The inland water CO2 emissions – coming from water bodies such as lakes, rivers, ponds, and streams – are undercounted by about 13% and are expected to continue to rise due to global warming and land use changes. Those findings were presented in a study conducted by Oak Ridge National Laboratory (ORNL) scientists.
The research, published in Global Change Biology, said that inland waters send 4.4 billion tons of CO2 to ambient air per year. The scientists reached that number following new modeling of previous estimates and better sampling and data from different types of bodies of water, including dried and shrinking ones.
Earth system modelers increasingly focus on the complex processes that affect inland waters. A Yale study published in 2019 discovered that there is an important relationship between storms, ecology, and topography when it comes to the release of inland water CO2 emissions into the atmosphere.
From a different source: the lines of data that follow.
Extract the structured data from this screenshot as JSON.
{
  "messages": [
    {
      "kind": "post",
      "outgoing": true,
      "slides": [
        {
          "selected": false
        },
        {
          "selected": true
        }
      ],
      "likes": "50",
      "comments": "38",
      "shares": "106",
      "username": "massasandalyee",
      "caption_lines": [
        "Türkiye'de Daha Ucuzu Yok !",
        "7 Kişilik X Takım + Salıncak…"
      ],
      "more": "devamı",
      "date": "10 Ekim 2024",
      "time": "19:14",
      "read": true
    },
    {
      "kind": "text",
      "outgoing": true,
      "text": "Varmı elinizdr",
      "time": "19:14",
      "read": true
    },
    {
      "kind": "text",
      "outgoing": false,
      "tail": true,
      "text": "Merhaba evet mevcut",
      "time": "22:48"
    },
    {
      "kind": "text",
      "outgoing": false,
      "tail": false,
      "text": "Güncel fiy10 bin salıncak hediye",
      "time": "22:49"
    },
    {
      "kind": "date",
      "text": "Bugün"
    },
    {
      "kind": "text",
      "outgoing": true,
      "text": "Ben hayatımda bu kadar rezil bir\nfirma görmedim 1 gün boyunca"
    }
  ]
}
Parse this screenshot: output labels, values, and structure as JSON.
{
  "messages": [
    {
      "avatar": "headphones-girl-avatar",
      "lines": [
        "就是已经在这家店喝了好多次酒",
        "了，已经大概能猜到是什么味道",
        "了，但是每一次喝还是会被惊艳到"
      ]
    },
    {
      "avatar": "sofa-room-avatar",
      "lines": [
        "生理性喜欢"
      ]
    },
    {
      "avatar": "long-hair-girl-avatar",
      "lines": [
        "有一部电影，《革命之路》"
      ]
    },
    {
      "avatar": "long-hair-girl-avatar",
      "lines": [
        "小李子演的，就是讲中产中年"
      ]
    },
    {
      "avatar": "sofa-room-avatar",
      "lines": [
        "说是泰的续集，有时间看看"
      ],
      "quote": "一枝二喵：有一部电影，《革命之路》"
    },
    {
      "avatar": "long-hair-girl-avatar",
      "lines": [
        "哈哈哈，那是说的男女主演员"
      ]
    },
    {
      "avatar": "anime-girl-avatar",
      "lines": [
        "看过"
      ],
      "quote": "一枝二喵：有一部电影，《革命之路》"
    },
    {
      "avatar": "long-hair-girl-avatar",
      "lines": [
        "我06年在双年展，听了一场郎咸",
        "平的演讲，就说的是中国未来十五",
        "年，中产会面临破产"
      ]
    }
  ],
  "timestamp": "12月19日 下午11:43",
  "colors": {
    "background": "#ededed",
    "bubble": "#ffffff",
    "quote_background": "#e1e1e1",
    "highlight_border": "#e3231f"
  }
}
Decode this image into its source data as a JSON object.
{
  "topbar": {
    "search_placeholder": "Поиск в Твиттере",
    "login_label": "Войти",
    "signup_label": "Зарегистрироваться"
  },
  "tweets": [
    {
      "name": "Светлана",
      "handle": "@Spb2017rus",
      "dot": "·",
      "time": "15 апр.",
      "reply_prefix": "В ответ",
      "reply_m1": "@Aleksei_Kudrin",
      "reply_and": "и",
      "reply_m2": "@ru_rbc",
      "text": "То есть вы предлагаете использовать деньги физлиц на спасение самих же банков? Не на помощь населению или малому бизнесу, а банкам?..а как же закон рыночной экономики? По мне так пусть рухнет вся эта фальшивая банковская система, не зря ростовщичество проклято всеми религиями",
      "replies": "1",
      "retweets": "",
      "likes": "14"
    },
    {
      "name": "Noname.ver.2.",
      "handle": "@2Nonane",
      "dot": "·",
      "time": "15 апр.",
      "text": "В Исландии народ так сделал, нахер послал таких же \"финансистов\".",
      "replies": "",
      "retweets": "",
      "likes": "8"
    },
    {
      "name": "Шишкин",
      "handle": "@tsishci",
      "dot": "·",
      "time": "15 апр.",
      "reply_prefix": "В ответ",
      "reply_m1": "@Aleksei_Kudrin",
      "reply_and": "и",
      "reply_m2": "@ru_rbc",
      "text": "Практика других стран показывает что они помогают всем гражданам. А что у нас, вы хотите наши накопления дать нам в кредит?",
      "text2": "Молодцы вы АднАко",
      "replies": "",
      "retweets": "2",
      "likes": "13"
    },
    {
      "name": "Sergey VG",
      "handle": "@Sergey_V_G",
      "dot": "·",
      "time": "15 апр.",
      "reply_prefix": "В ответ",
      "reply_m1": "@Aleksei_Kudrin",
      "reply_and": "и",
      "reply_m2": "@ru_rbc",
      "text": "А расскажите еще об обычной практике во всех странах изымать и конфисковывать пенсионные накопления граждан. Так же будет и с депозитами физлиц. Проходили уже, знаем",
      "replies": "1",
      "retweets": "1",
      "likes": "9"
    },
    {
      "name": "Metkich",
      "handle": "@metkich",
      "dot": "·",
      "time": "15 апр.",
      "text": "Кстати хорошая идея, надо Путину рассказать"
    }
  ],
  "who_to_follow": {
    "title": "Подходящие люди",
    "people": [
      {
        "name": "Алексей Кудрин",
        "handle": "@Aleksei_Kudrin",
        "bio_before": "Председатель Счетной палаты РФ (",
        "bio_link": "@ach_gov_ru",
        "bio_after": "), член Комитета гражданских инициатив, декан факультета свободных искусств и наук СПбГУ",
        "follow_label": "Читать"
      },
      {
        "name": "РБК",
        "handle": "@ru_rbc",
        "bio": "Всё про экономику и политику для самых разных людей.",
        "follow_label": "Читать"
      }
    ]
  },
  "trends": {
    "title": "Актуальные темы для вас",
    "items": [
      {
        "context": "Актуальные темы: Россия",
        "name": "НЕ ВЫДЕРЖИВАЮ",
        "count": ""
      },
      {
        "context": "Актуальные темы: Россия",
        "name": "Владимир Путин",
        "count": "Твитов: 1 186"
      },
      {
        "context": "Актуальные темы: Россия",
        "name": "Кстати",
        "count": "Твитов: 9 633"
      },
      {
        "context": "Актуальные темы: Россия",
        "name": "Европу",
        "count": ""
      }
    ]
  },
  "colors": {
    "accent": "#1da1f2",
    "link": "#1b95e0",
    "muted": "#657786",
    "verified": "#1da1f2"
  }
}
A better understanding of the different factors at play would be key to making more accurate predictions about carbon cycles, especially as extreme weather events are expected to increase in upcoming years.
“About 70% to 80% of carbon entering inland waters from land doesn’t make it to the ocean; it’s processed inland first,” said Dr. Rachel Pilla, a postdoctoral research associate in the Environmental Sciences Division at ORNL. “This is a missing piece of the puzzle for Earth system models to better predict and prepare us for the future.”